I think what a lot of us are referencing but are too afraid to come out and say is insecurity. Generation Z is defined by a level of un-satisfaction within ourselves that we seek to quench via connection with others, whether that be through memes, TikToks, Snapchat, Twitter…our phones basically. As the “next generation” who are always told we’re the ones who are going to change the world, we haven’t grasped the reality of what that means or how and when we’re going to accomplish that as we advance from high school and college. It’s this story of a group of people, the “Chosen Ones” who know what they have to do but don’t know if they have the strength to do it.

As a collective, I think we recognize a multitude of injustices that befall upon us to solve, but we hesitate because we as individuals do not believe in ourselves. We must believe in ourselves if we can not believe in our selves, if that makes any sense. I personally believe the coronavirus situation is a major catalyst for change among Generation Z (especially the Class of 2020) and I’m quite excited to see where the next few years take us as we continue to develop our generational identity.”—NitronicFury

18.

“Cliques: a**holes, weird kids, and everyone else.”—e_registeel 

19.

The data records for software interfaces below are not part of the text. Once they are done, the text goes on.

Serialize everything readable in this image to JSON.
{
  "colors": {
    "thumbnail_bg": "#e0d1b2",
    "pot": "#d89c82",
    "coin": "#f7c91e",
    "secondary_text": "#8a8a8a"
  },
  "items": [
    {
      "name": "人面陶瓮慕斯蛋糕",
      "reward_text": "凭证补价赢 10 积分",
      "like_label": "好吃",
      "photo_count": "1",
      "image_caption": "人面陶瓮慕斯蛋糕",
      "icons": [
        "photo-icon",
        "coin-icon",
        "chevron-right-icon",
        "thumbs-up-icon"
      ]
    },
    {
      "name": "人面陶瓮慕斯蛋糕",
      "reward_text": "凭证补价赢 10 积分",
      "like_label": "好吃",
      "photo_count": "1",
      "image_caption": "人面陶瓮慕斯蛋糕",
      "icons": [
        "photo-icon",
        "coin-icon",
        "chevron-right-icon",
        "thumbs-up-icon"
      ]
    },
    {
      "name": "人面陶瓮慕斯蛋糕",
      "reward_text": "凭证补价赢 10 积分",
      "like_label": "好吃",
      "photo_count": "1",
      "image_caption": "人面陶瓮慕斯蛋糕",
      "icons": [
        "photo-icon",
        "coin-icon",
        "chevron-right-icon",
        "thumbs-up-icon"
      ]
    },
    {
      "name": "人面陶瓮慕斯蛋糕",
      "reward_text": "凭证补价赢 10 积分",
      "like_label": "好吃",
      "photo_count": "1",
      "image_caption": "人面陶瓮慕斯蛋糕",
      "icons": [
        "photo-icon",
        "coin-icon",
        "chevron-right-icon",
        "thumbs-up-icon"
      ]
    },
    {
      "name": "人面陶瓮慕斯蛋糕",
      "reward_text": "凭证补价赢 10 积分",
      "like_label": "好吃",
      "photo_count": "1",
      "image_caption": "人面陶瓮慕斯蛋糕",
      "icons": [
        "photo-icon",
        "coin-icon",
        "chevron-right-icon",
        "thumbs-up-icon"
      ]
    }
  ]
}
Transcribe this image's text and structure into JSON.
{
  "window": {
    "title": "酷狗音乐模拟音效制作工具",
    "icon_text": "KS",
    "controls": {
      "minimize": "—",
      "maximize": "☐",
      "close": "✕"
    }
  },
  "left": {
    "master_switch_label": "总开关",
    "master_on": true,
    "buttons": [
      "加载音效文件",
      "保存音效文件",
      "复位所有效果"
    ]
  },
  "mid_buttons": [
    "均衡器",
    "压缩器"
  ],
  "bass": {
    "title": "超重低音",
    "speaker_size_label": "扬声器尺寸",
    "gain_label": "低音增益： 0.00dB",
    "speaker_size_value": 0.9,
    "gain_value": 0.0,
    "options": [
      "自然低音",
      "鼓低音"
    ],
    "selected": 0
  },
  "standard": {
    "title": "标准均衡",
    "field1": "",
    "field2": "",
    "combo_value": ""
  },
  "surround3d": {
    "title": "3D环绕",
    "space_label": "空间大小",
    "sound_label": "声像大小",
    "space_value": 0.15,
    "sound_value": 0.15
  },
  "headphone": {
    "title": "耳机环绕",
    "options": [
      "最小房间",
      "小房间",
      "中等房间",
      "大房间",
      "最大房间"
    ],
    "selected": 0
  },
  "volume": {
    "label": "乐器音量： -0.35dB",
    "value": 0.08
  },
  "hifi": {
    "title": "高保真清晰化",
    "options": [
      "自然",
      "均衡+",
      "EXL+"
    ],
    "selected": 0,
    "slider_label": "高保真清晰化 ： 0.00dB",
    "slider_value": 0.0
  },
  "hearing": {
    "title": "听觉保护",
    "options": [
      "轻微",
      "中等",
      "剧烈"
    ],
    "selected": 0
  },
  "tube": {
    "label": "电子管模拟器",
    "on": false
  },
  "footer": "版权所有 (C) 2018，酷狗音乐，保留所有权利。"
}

“I’m 15 and everyone apart from me are road men (it’s an English thing ) and a side effect of this is being so sheltered that they lash out at everyone for the upbringing that they were never given. They wear full tracksuits and carry knives. Even though their lives are far from dangerous. The only thing they love more than telling people that there broke is coming from unbelievable wealth and telling people that there broke and they aren’t a rich privileged kid. It’s sick and unnatural and I’ll answer any questions about these abominations.”—samsonity

20.

“There’s a definite ‘popular’ clique but they’re not popular in the sense that everyone wants to be them, they’re just labelled that because they fit in with the narrative of the self-obsessed, makeup addicted, superficial bitchy girls. They present themselves as so 1 sided and dumb when I know they’re not. I think they’re the only people in my school I would say I genuinely dislike. Basically we’re split into rich girls, the emo and queer group, another group of rich popular girls who are nicer and well-liked and a several sub-communities of ‘normals.'”—LIyre